8 Billion and Counting ...
From Stephanie Feldstein, Population and Sustainability Program Director
This week world population surpassed 8 billion people. And it’s been only 11 years since we hit the 7-billion mark. Over the past decade, the climate and extinction crises have accelerated. Earth Overshoot Day — the day when humanity uses up the resources the planet can replenish in a year — keeps falling earlier and earlier in the calendar.
While the rate of population growth has slowed, the problem is far from solved. As Center campaigner Kelley Dennings has put it, “Until all people are empowered with access to reproductive healthcare and can make the choice about when or if to have children, we will struggle to create a world where all life on Earth can thrive.”
Read on for more about our response to reaching 8 billion and how we’re advocating for a more sustainable world this holiday season.
The Center’s new Planet of 8 Billion website highlights 10 of the countless species threatened by human population growth — including monarch butterflies, Florida panthers and loggerhead sea turtles. Learn about solutions to save them and share their stories.
In the News: 8 Billion and the Extinction Crisis
With world population in the spotlight, the media is paying attention to how population growth affects the environment. Dozens of articles around the world have covered how more people on the planet puts more pressure on nature. Others went even more in-depth, pointing out the environmental harms, global challenges and inequality related to population growth. Earlier this week I was also interviewed about what 8 billion people means for the planet on This Green Earth, an NPR affiliate radio show. And you can listen to a conversation with me and other population advocates in Population Media Center’s podcast, Women Leaders Working on Population Growth.
Here’s one thing you can do: Add your voice to the conversation by writing a letter to the editor of your local newspaper about why we need to keep population in the news.
Endangered Species Condoms Sent to UN
The United Nations was responsible for pinpointing Nov. 15 as the day that world population would reach 8 billion. But they also cautioned against alarm, saying that 8 billion represents “infinite possibilities.” The problem is: We only have one planet, and it’s finite.
The UN said we need to focus on human rights — and that’s true. But it dismissed the reality that population growth puts enormous pressure on biodiversity and the planet, which in turn threatens clean air, safe water and a healthy environment. So we sent over some Endangered Species Condoms as a reminder not to leave biodiversity out of the population conversation.
Here’s one thing you can do: Keep this conversation going with your friends and family all year long by giving the gift of Endangered Species Condoms. With a monthly donation to our Condom of the Month Club, you — or your gift recipient — will get a colorful package of the condoms every month. Donate now to sign up.
How to Give Greener Gifts
Next weekend the annual holiday shopping frenzy will begin. Finding the perfect gifts can be stressful — and not just for you and your bank account.
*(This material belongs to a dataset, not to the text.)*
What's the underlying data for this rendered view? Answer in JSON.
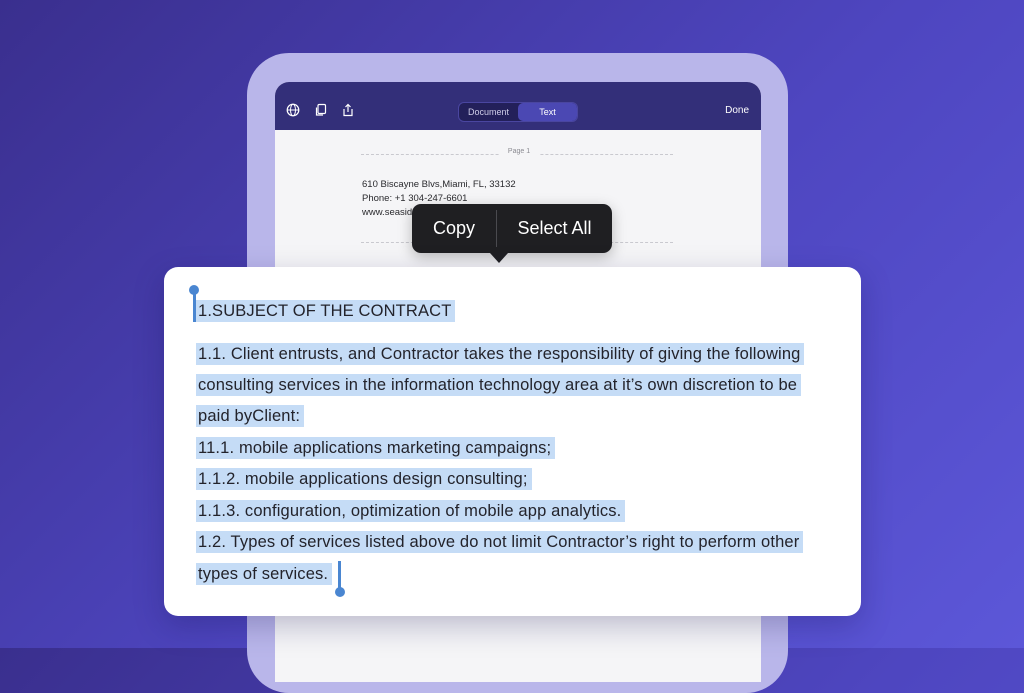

From plastic toys and wooly Christmas sweaters to wrapping paper and unwanted presents, every aspect of holiday gift-giving comes with an environmental cost.
As Center organizer Sarah Baillie writes, “Holiday gift exchanges aren’t the root cause of all our environmental crises, but they’re a major symptom of the larger consumer culture that helps drive habitat destruction, pollution and biodiversity loss.” Luckily, that doesn’t mean you have to be a Grinch about gifts. Read Sarah’s tips for how to choose gifts that tread lighter on the planet.
Here’s one thing you can do: Help us shape the future of sustainable holidays by filling out this short survey about winter holiday traditions.
Take Action for Climate-Friendly School Food
Sweater season is the perfect time to talk about wool. The wool industry presents itself as an eco-friendly choice, but the reality isn’t quite so green. Wool production is responsible for habitat destruction, greenhouse gas emissions, and threats to biodiversity. It also uses an enormous amount of water and chemicals. Scouring one batch of wool to remove dirt, debris and grease produces wastewater comparable to sewage from a town of 30,000 people. I recently joined the In Tune To Nature podcast to talk about the problem with wool and how fashion can be safer for the environment.
Here’s one thing you can do: Remember that the most eco-friendly clothes are the ones you already own. Check out our tips for how you can make fashion more sustainable and learn more about the benefits of secondhand shopping.
Wildlife Spotlight: Austin Blind Salamander
Adapted to total darkness, Austin blind salamanders have only spots where their eyes would be. They live in the of subterranean caves below Barton Springs in Austin, Texas. Since they spend their whole lives well out of human sight, scientists know very little about these animals.
Unfortunately their underground existence doesn’t protect them from human population pressure: Agricultural fertilizers and pesticides are polluting their habitat, while drought and groundwater pumping for Austin’s growing population are drying it up.
Following a landmark settlement between the Center and the U.S. Fish and Wildlife Service, in 2013 Austin blind salamanders and Jollyville Plateau salamanders gained Endangered Species Act protection and 4,400 acres of critical habitat. Even with these protections, the future of the species depends on Austin reducing the impact of its growth on land and water sources.